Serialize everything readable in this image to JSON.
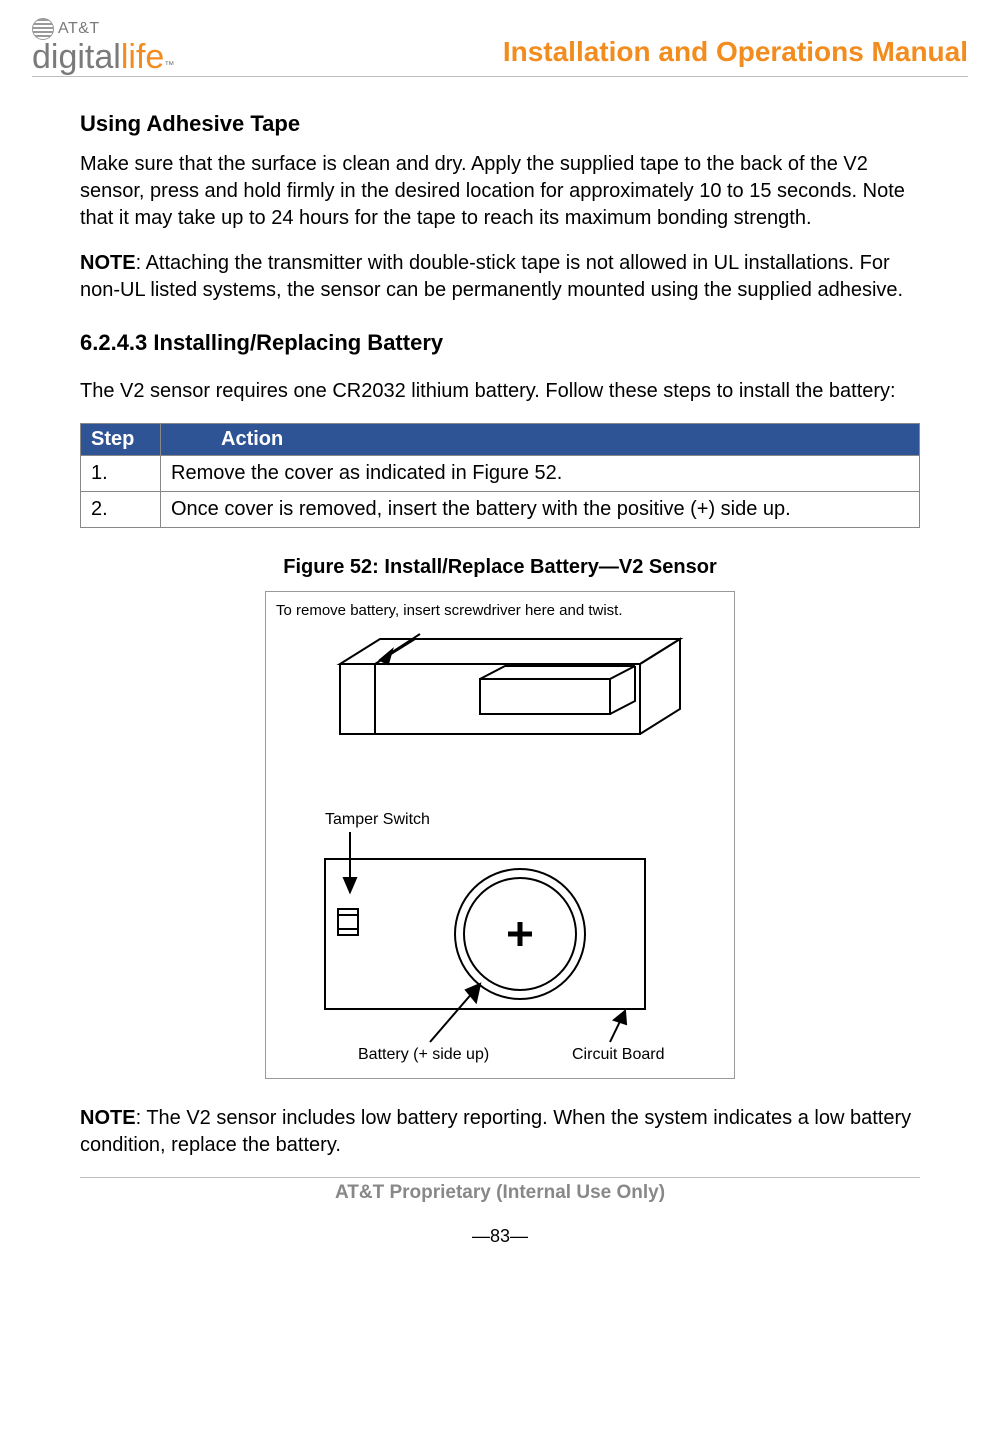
{
  "header": {
    "brand_top": "AT&T",
    "brand_main_a": "digital",
    "brand_main_b": "life",
    "tm": "™",
    "doc_title": "Installation and Operations Manual"
  },
  "section1": {
    "heading": "Using Adhesive Tape",
    "para": "Make sure that the surface is clean and dry. Apply the supplied tape to the back of the V2 sensor, press and hold firmly in the desired location for approximately 10 to 15 seconds. Note that it may take up to 24 hours for the tape to reach its maximum bonding strength.",
    "note_label": "NOTE",
    "note_text": ": Attaching the transmitter with double-stick tape is not allowed in UL installations. For non-UL listed systems, the sensor can be permanently mounted using the supplied adhesive."
  },
  "section2": {
    "heading": "6.2.4.3  Installing/Replacing Battery",
    "intro": "The V2 sensor requires one CR2032 lithium battery. Follow these steps to install the battery:",
    "table": {
      "th_step": "Step",
      "th_action": "Action",
      "rows": [
        {
          "step": "1.",
          "action": "Remove the cover as indicated in Figure 52."
        },
        {
          "step": "2.",
          "action": "Once cover is removed, insert the battery with the positive (+) side up."
        }
      ]
    },
    "figure_caption": "Figure 52:  Install/Replace Battery—V2 Sensor",
    "figure_labels": {
      "top_instruction": "To remove battery, insert screwdriver here and twist.",
      "tamper": "Tamper Switch",
      "battery": "Battery (+ side up)",
      "board": "Circuit Board"
    },
    "note2_label": "NOTE",
    "note2_text": ": The V2 sensor includes low battery reporting. When the system indicates a low battery condition, replace the battery."
  },
  "footer": {
    "proprietary": "AT&T Proprietary (Internal Use Only)",
    "page": "—83—"
  }
}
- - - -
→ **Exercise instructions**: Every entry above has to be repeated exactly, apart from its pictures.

→ **Solved exercise**:
Serialize everything readable in this image to JSON.
{
  "header": {
    "brand_top": "AT&T",
    "brand_main_a": "digital",
    "brand_main_b": "life",
    "tm": "™",
    "doc_title": "Installation and Operations Manual"
  },
  "section1": {
    "heading": "Using Adhesive Tape",
    "para": "Make sure that the surface is clean and dry. Apply the supplied tape to the back of the V2 sensor, press and hold firmly in the desired location for approximately 10 to 15 seconds. Note that it may take up to 24 hours for the tape to reach its maximum bonding strength.",
    "note_label": "NOTE",
    "note_text": ": Attaching the transmitter with double-stick tape is not allowed in UL installations. For non-UL listed systems, the sensor can be permanently mounted using the supplied adhesive."
  },
  "section2": {
    "heading": "6.2.4.3  Installing/Replacing Battery",
    "intro": "The V2 sensor requires one CR2032 lithium battery. Follow these steps to install the battery:",
    "table": {
      "th_step": "Step",
      "th_action": "Action",
      "rows": [
        {
          "step": "1.",
          "action": "Remove the cover as indicated in Figure 52."
        },
        {
          "step": "2.",
          "action": "Once cover is removed, insert the battery with the positive (+) side up."
        }
      ]
    },
    "figure_caption": "Figure 52:  Install/Replace Battery—V2 Sensor",
    "figure_labels": {
      "top_instruction": "To remove battery, insert screwdriver here and twist.",
      "tamper": "Tamper Switch",
      "battery": "Battery (+ side up)",
      "board": "Circuit Board"
    },
    "note2_label": "NOTE",
    "note2_text": ": The V2 sensor includes low battery reporting. When the system indicates a low battery condition, replace the battery."
  },
  "footer": {
    "proprietary": "AT&T Proprietary (Internal Use Only)",
    "page": "—83—"
  }
}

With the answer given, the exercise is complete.